PROBLEM STATEMENT :: Copy out every line holding the string "School" from the records below.
──────── MATERIAL FOR THE TASK ────────
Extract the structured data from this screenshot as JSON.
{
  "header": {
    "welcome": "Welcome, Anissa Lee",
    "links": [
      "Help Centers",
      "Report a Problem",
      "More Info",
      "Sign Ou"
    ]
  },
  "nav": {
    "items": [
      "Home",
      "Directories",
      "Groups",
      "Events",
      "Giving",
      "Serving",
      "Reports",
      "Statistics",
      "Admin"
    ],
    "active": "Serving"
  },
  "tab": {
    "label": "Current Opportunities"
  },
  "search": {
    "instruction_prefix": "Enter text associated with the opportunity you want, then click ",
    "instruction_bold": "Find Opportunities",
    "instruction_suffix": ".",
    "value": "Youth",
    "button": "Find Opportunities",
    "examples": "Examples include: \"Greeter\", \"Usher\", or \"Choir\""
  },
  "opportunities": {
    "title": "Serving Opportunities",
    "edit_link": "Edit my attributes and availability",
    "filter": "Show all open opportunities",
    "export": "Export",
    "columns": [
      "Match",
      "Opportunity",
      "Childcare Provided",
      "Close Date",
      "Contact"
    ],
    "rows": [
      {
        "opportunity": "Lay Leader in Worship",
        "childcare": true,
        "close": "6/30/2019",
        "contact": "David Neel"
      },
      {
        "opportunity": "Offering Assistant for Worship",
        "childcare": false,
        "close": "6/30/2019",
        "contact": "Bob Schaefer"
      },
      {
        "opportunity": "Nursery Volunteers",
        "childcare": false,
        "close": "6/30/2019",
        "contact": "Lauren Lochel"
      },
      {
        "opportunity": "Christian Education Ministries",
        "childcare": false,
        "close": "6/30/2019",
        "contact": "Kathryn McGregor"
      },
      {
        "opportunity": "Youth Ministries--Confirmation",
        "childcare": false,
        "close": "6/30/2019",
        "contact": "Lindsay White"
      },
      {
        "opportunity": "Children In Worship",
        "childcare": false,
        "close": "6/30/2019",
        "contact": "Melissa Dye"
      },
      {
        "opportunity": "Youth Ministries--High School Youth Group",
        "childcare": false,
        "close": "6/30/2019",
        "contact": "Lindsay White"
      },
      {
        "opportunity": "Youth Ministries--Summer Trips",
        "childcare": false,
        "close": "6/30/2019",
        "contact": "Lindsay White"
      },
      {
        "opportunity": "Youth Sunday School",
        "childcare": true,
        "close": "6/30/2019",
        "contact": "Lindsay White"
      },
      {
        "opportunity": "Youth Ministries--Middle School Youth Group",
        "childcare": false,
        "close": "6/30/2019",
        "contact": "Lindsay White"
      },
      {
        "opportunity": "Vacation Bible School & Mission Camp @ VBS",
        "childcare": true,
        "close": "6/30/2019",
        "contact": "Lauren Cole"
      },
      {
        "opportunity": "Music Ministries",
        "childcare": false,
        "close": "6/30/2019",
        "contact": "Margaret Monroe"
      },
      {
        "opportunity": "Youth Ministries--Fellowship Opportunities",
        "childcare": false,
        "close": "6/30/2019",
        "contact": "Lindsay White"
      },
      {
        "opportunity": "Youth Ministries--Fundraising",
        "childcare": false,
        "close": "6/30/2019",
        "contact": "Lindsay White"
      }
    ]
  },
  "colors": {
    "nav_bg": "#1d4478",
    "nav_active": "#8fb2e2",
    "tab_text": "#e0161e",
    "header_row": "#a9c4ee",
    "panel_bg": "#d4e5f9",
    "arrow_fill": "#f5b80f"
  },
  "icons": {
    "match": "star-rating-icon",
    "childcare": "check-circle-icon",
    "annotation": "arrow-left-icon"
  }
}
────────
YOUR SOLUTION ::
        "opportunity": "Youth Ministries--High School Youth Group",
        "opportunity": "Youth Sunday School",
        "opportunity": "Youth Ministries--Middle School Youth Group",
        "opportunity": "Vacation Bible School & Mission Camp @ VBS",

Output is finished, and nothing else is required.